This week Patricia Leigh Brown of The New York Times profiled several women who faced sexual trauma while in the military and are now homeless. The video below accompanied her story published on Wednesday.
An excerpt from Brown’s story is below:
While male returnees become homeless largely because of substance abuse and mental illness, experts say that female veterans face those problems and more, including the search for family housing and an even harder time finding well-paying jobs. But a common pathway to homelessness for women, researchers and psychologists said, is military sexual trauma, or M.S.T., from assaults or harassment during their service, which can lead to post-traumatic stress disorder.

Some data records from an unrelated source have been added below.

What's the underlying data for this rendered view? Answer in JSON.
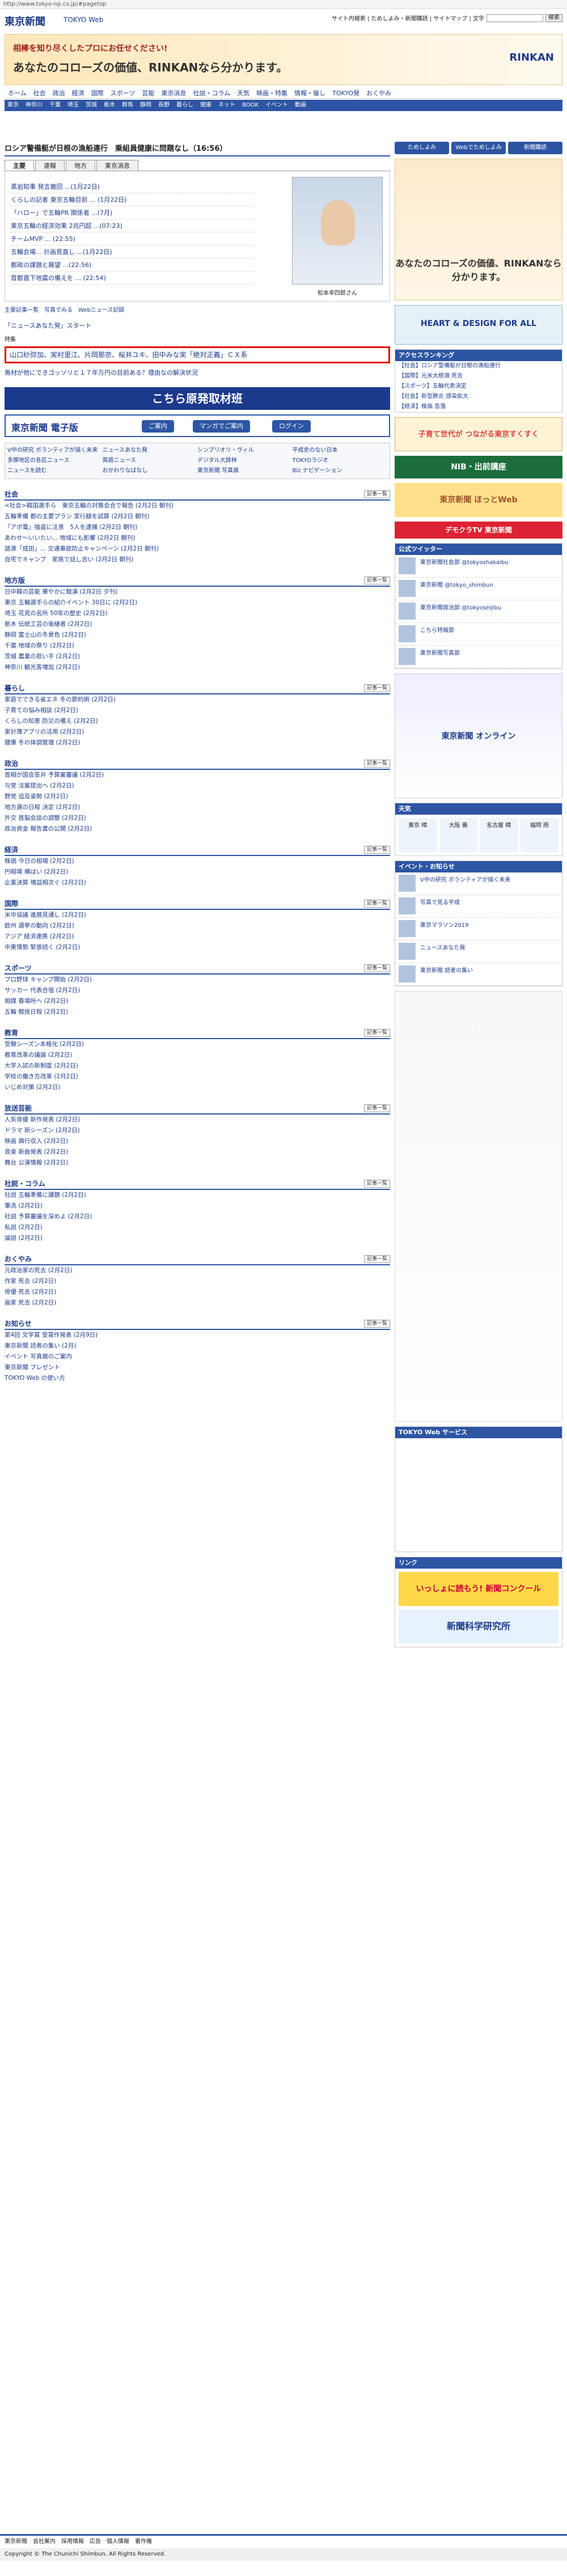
{
  "url": "http://www.tokyo-np.co.jp/#pagetop",
  "logo": {
    "name": "東京新聞",
    "sub": "TOKYO Web"
  },
  "util": {
    "links": "サイト内検索 | ためしよみ・新聞購読 | サイトマップ | 文字",
    "search_btn": "検索"
  },
  "banner_top": {
    "line1": "相棒を知り尽くしたプロにお任せください!",
    "line2": "あなたのコローズの価値、RINKANなら分かります。",
    "brand": "RINKAN"
  },
  "nav1": [
    "ホーム",
    "社会",
    "政治",
    "経済",
    "国際",
    "スポーツ",
    "芸能",
    "東京消息",
    "社説・コラム",
    "天気",
    "映画・特集",
    "情報・催し",
    "TOKYO発",
    "おくやみ"
  ],
  "nav2": [
    "東京",
    "神奈川",
    "千葉",
    "埼玉",
    "茨城",
    "栃木",
    "群馬",
    "静岡",
    "長野",
    "暮らし",
    "健康",
    "ネット",
    "BOOK",
    "イベント",
    "動画"
  ],
  "headline": "ロシア警備艇が日根の漁船連行　乗組員健康に問題なし（16:56）",
  "tabs": [
    "主要",
    "速報",
    "地方",
    "東京消息"
  ],
  "toplist": [
    "黒岩知事 発言撤回 ...(1月22日)",
    "くらしの記者 東京五輪目前 ... (1月22日)",
    "「ハロー」で五輪PR 関係者 ...(7月)",
    "東京五輪の経済効果 2兆円超 ...(07:23)",
    "チームMVP ... (22:55)",
    "五輪会場... 計画見直し ...(1月22日)",
    "都政の課題と展望 ...(22:56)",
    "首都直下地震の備えを ... (22:54)"
  ],
  "photo_caption": "松本幸四郎さん",
  "morelinks": "主要記事一覧　写真でみる　Webニュース記録",
  "recent_label": "特集",
  "sublist": [
    "「ニュースあなた発」スタート"
  ],
  "red_item": "山口紗弥加、実村里江、片岡那奈、桜井ユキ、田中みな実「絶対正義」ＣＸ系",
  "sublist2": [
    "角材が他にできゴッソリと１７年万円の目前ある？理由なの解決状況"
  ],
  "ad_origin": "こちら原発取材班",
  "ad_digital": {
    "title": "東京新聞 電子版",
    "b1": "ご案内",
    "b2": "マンガでご案内",
    "b3": "ログイン"
  },
  "quick": [
    "V中の研究 ボランティアが描く未来",
    "ニュースあなた発",
    "シンプリオリ・ヴィル",
    "平成史のない日本",
    "多摩地区の各区ニュース",
    "英語ニュース",
    "デジタル大辞林",
    "TOKYOラジオ",
    "ニュースを読む",
    "おかわりなばなし",
    "東京新聞 写真展",
    "Biz ナビゲーション"
  ],
  "sections": [
    {
      "title": "社会",
      "items": [
        "<社会>韓国選手ら　東京五輪の対策会合で報告 (2月2日 朝刊)",
        "五輪準備 都の主要プラン 実行額を試算 (2月2日 朝刊)",
        "「アポ電」強盗に注意　5人を逮捕 (2月2日 朝刊)",
        "あわせ〜いいたい... 地域にも影響 (2月2日 朝刊)",
        "語源「成田」... 交通事故防止キャンペーン (2月2日 朝刊)",
        "自宅でキャンプ　家族で話し合い (2月2日 朝刊)"
      ]
    },
    {
      "title": "地方版",
      "items": [
        "日中韓の芸能 華やかに競演 (2月2日 夕刊)",
        "東京 五輪選手らの紹介イベント 30日に (2月2日)",
        "埼玉 花見の名所 50年の歴史 (2月2日)",
        "栃木 伝統工芸の後継者 (2月2日)",
        "静岡 富士山の冬景色 (2月2日)",
        "千葉 地域の祭り (2月2日)",
        "茨城 農業の担い手 (2月2日)",
        "神奈川 観光客増加 (2月2日)"
      ]
    },
    {
      "title": "暮らし",
      "items": [
        "家庭でできる省エネ 冬の節約術 (2月2日)",
        "子育ての悩み相談 (2月2日)",
        "くらしの知恵 防災の備え (2月2日)",
        "家計簿アプリの活用 (2月2日)",
        "健康 冬の体調管理 (2月2日)"
      ]
    },
    {
      "title": "政治",
      "items": [
        "首相が国会答弁 予算案審議 (2月2日)",
        "与党 法案提出へ (2月2日)",
        "野党 追及姿勢 (2月2日)",
        "地方選の日程 決定 (2月2日)",
        "外交 首脳会談の調整 (2月2日)",
        "政治資金 報告書の公開 (2月2日)"
      ]
    },
    {
      "title": "経済",
      "items": [
        "株価 今日の相場 (2月2日)",
        "円相場 横ばい (2月2日)",
        "企業決算 増益相次ぐ (2月2日)"
      ]
    },
    {
      "title": "国際",
      "items": [
        "米中協議 進展見通し (2月2日)",
        "欧州 選挙の動向 (2月2日)",
        "アジア 経済連携 (2月2日)",
        "中東情勢 緊張続く (2月2日)"
      ]
    },
    {
      "title": "スポーツ",
      "items": [
        "プロ野球 キャンプ開始 (2月2日)",
        "サッカー 代表合宿 (2月2日)",
        "相撲 春場所へ (2月2日)",
        "五輪 競技日程 (2月2日)"
      ]
    },
    {
      "title": "教育",
      "items": [
        "受験シーズン本格化 (2月2日)",
        "教育改革の議論 (2月2日)",
        "大学入試の新制度 (2月2日)",
        "学校の働き方改革 (2月2日)",
        "いじめ対策 (2月2日)"
      ]
    },
    {
      "title": "放送芸能",
      "items": [
        "人気俳優 新作発表 (2月2日)",
        "ドラマ 新シーズン (2月2日)",
        "映画 興行収入 (2月2日)",
        "音楽 新曲発表 (2月2日)",
        "舞台 公演情報 (2月2日)"
      ]
    },
    {
      "title": "社説・コラム",
      "items": [
        "社説 五輪準備に課題 (2月2日)",
        "筆洗 (2月2日)",
        "社説 予算審議を深めよ (2月2日)",
        "私説 (2月2日)",
        "論説 (2月2日)"
      ]
    },
    {
      "title": "おくやみ",
      "items": [
        "元政治家の死去 (2月2日)",
        "作家 死去 (2月2日)",
        "俳優 死去 (2月2日)",
        "画家 死去 (2月2日)"
      ]
    },
    {
      "title": "お知らせ",
      "items": [
        "第4回 文学賞 受賞作発表 (2月9日)",
        "東京新聞 読者の集い (2月)",
        "イベント 写真展のご案内",
        "東京新聞 プレゼント",
        "TOKYO Web の使い方"
      ]
    }
  ],
  "side": {
    "buttons": [
      "ためしよみ",
      "Webでためしよみ",
      "新聞購読"
    ],
    "ad_heart": "HEART & DESIGN FOR ALL",
    "access_title": "アクセスランキング",
    "access": [
      "【社会】ロシア警備艇が日根の漁船連行",
      "【国際】元米大統領 死去",
      "【スポーツ】五輪代表決定",
      "【社会】新型肺炎 感染拡大",
      "【経済】株価 急落"
    ],
    "sukusuku": "子育て世代が つながる東京すくすく",
    "nib": "NIB・出前講座",
    "hotto": "東京新聞 ほっとWeb",
    "digi": "デモクラTV 東京新聞",
    "twitter_title": "公式ツイッター",
    "tweets": [
      "東京新聞社会部 @tokyoshakaibu",
      "東京新聞 @tokyo_shimbun",
      "東京新聞政治部 @tokyoseijibu",
      "こちら特報部",
      "東京新聞写真部"
    ],
    "ads_mid": "東京新聞 オンライン",
    "weather_title": "天気",
    "weather": [
      "東京 晴",
      "大阪 曇",
      "名古屋 晴",
      "福岡 雨"
    ],
    "event_title": "イベント・お知らせ",
    "events": [
      "V中の研究 ボランティアが描く未来",
      "写真で見る平成",
      "東京マラソン2019",
      "ニュースあなた発",
      "東京新聞 読者の集い"
    ],
    "service_title": "TOKYO Web サービス",
    "link_title": "リンク",
    "concours": "いっしょに読もう! 新聞コンクール",
    "science": "新聞科学研究所"
  },
  "footer": {
    "links": [
      "東京新聞",
      "会社案内",
      "採用情報",
      "広告",
      "個人情報",
      "著作権"
    ],
    "copyright": "Copyright © The Chunichi Shimbun, All Rights Reserved."
  }
}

Of 141,000 veterans nationwide who spent at least one night in a shelter in 2011, nearly 10 percent were women, according to the latest figures available from the Department of Housing and Urban Development, up from 7.5 percent in 2009. In part it is a reflection of the changing nature of the American military, where women now constitute 14 percent of active-duty forces and 18 percent of the Army National Guard and the Reserves.
Women who have just completed an intensive therapy program for veterans in Long Beach, Calif., shared their experiences of sexual trauma in the military with the New York Times.
In December 2011 the United States Government Accountability Office (GAO) released a report that found black female veterans are disproportionately affected by homelessness. [PDF]
According to the report 45% of homeless veterans they identified were black women, 41% white, 7.6% Latinas, and 1.3% were API. The majority of those homeless are veterans who fought in the Persian Gulf Period or after (8/90-present)–including conflicts in Iraq and Afghanistan.